The San Francisco 49ers traded A.J. Jenkins to the Kansas City Chiefs for fellow wide receiver Jonathan Baldwin in a swap of former first-round picks who have struggled to meet expectations in the NFL.
Jenkins was a surprise selection at the bottom of the first round in 2012 and dropped the only pass intended for him in a regular season game as a rookie. His inconsistency continued in the first two weeks of preseason play. While leading 49ers' wide receivers in total snaps, he had only one catch; it resulted in a fumble.
"I was rejected by a team, sent to another team and then with the next team my signature years came. So it can be a real positive and that's what everybody hopes for in this situation," said 49ers head coach Jim Harbaugh. "A.J. is a very talented player.
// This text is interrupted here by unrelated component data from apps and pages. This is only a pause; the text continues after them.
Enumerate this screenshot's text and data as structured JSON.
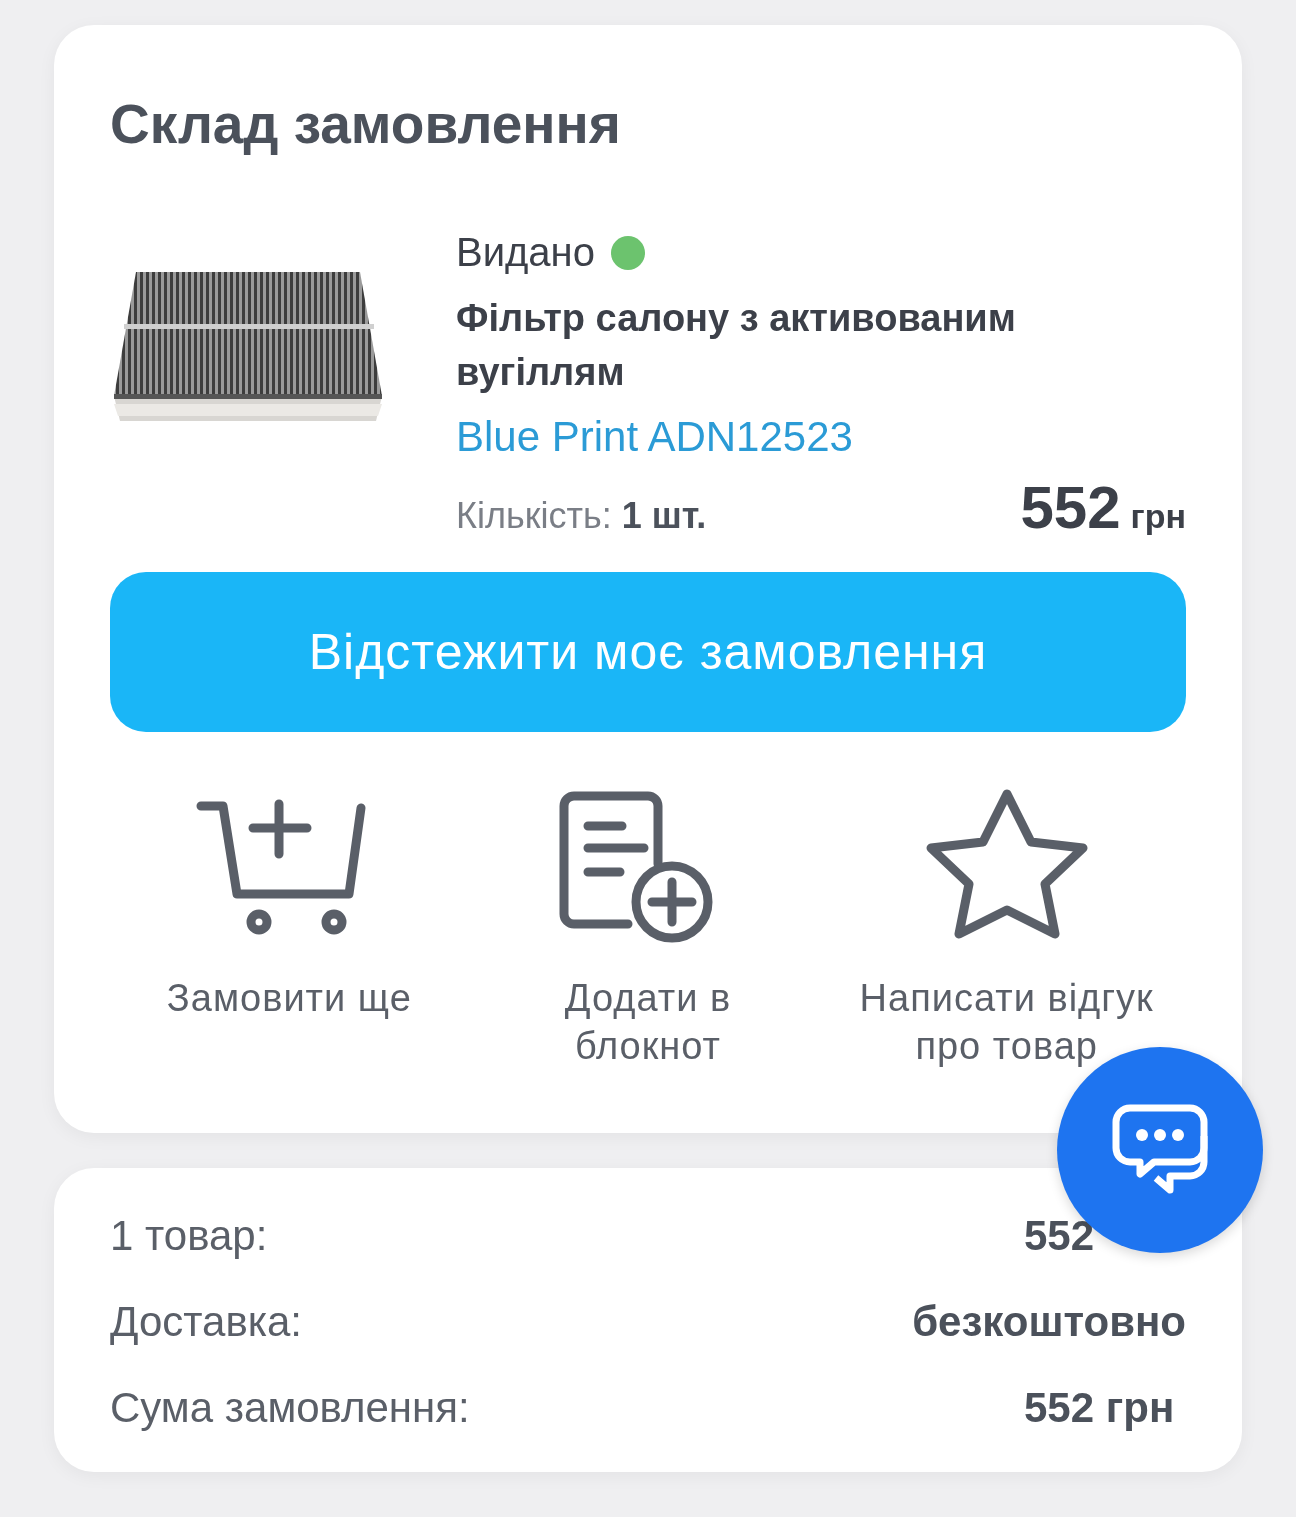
{
  "order": {
    "title": "Склад замовлення",
    "item": {
      "status": "Видано",
      "color": "#6cc36e",
      "name": "Фільтр салону з активованим вугіллям",
      "brand_link": "Blue Print ADN12523",
      "quantity": "Кількість: **1 шт.**",
      "price": "552",
      "currency": "грн"
    },
    "track_button": "Відстежити моє замовлення",
    "actions": [
      {
        "kind": "cart",
        "label": "Замовити ще"
      },
      {
        "kind": "notepad",
        "label": "Додати в блокнот"
      },
      {
        "kind": "star",
        "label": "Написати відгук про товар"
      }
    ]
  },
  "summary": [
    {
      "label": "1 товар:",
      "value": "552"
    },
    {
      "label": "Доставка:",
      "value": "безкоштовно"
    },
    {
      "label": "Сума замовлення:",
      "value": "552 грн"
    }
  ],
  "chat_button": {
    "kind": "chat"
  }
}
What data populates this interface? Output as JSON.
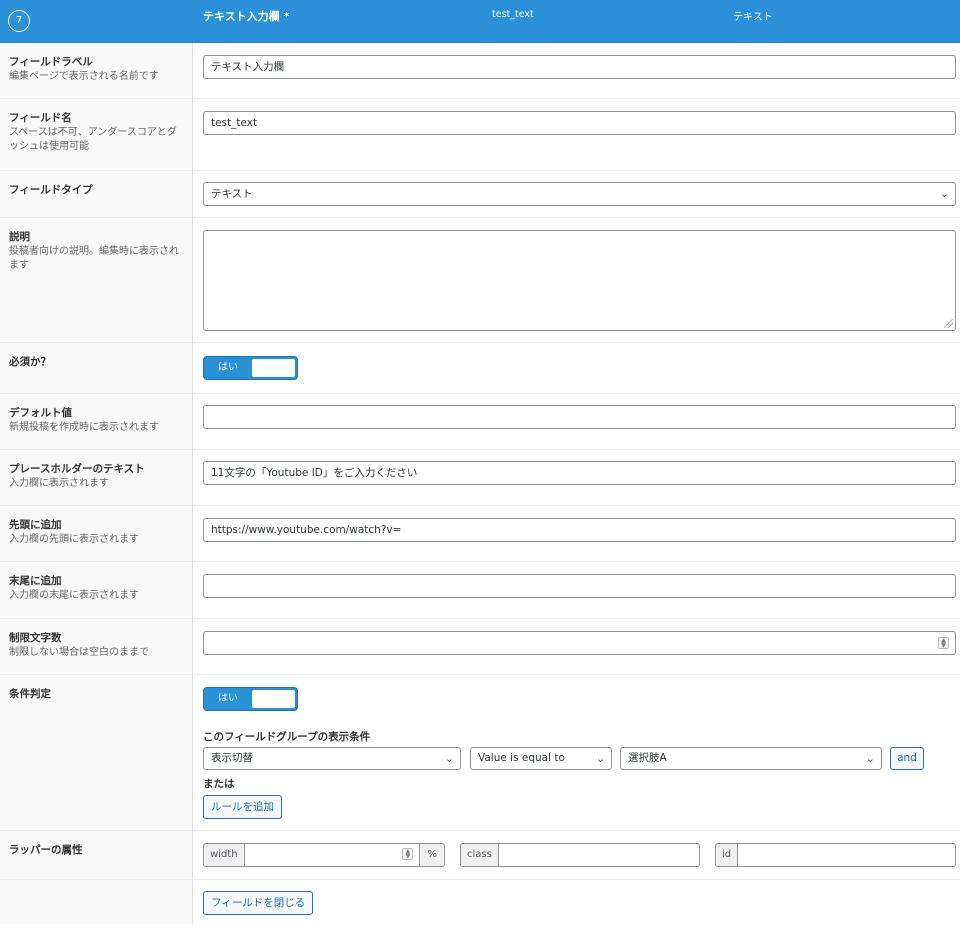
{
  "header": {
    "order": "7",
    "label": "テキスト入力欄 *",
    "name": "test_text",
    "type": "テキスト"
  },
  "rows": {
    "label": {
      "title": "フィールドラベル",
      "desc": "編集ページで表示される名前です",
      "value": "テキスト入力欄"
    },
    "name": {
      "title": "フィールド名",
      "desc": "スペースは不可、アンダースコアとダッシュは使用可能",
      "value": "test_text"
    },
    "type": {
      "title": "フィールドタイプ",
      "value": "テキスト"
    },
    "instructions": {
      "title": "説明",
      "desc": "投稿者向けの説明。編集時に表示されます",
      "value": ""
    },
    "required": {
      "title": "必須か？",
      "toggle_label": "はい"
    },
    "default": {
      "title": "デフォルト値",
      "desc": "新規投稿を作成時に表示されます",
      "value": ""
    },
    "placeholder": {
      "title": "プレースホルダーのテキスト",
      "desc": "入力欄に表示されます",
      "value": "11文字の「Youtube ID」をご入力ください"
    },
    "prepend": {
      "title": "先頭に追加",
      "desc": "入力欄の先頭に表示されます",
      "value": "https://www.youtube.com/watch?v="
    },
    "append": {
      "title": "末尾に追加",
      "desc": "入力欄の末尾に表示されます",
      "value": ""
    },
    "maxlength": {
      "title": "制限文字数",
      "desc": "制限しない場合は空白のままで",
      "value": ""
    },
    "conditional": {
      "title": "条件判定",
      "toggle_label": "はい",
      "group_title": "このフィールドグループの表示条件",
      "rule": {
        "field": "表示切替",
        "operator": "Value is equal to",
        "value": "選択肢A"
      },
      "and_label": "and",
      "or_label": "または",
      "add_rule_label": "ルールを追加"
    },
    "wrapper": {
      "title": "ラッパーの属性",
      "width_label": "width",
      "width_unit": "%",
      "class_label": "class",
      "id_label": "id"
    }
  },
  "close_button": "フィールドを閉じる"
}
He has never been an issue or a problem as a teammate. He competes. He works very hard and there's no reason that both these guys can't end up having a great career."
Jenkins reunites with Alex Smith in Kansas City, though the pair teamed up mostly on the scout team in San Francisco after Colin Kaepernick replaced Smith as the 49ers' starting quarterback.
"We felt like this trade was beneficial for all parties involved," Chiefs general manager John Dorsey said. "A.J. is a talented individual with a skillset that we feel can add value to our football team. Jon Baldwin is a hardworking player and a professional. We wish him nothing but the best moving forward."
Baldwin joins that deep corps of wide receivers with the 49ers and gives Kaepernick a big body to pair with proficient route-runner Anquan Boldin and the two players currently projected as fellow starters -- Kyle Williams and Marlon Moore.
"Both players have been presented a great opportunity for a new beginning with their respective teams," 49ers general manager Trent Baalke said.
The team's leading receiver last season, Michael Crabtree, is sidelined with a torn Achilles. Tight end Vernon Davis has worked at wide receiver.
The Chiefs were frank that Baldwin, drafted 26th overall in 2011, lacked the level of performance new coach Andy Reid and offensive coordinator Doug Pederson expected to trust with him in a regular role.
"We keep shooting the ball to him and that's the thing, and you don't know what you will get out of him," Pederson said Sunday. "If he is in a slump, and I don't think he is, I just think he needs to continue to focus and detail his work. Alex (Smith) has the utmost trust in him and is still going to throw him the football. You slowly work yourself out of, if he's down from drops or mental errors or whatever it is, you just work yourself out of it. You continue to press on. We always talk about short term memory. You have to have it in this business and move on."
Baldwin had 20 receptions for 365 yards (16.3 yards per catch) and one touchdown in 2012. He was fifth on the team in receptions in 2011 with 21-254-1. Harbaugh admitted being intrigued by Baldwin's size or strength, but wouldn't project whether he believes Baldwin will make the 53-man roster.
"To really start talking, 'what ifs' and 'if this, if that,' 'what if,' let's let the two pass the physical and be a 49er or be a Kansas City Chief. And then we can start talking about some of those things," said Harbaugh, who added that he has been familiar with Baldwin since he was recruited by Harbaugh's brother-in-law, Tom Creen, as a potential basketball player in high school.
Whether Smith can quickly learn to trust Jenkins is uncertain, but Jenkins also has experience as a kick returner at Illinois. At 6 feet, 200 pounds, he has been overmatched physically and lacked confidence to execute as an outside receiver.
Jenkins is more quick than fast, covers a lot of ground in the short half of the field and is slippery after the catch.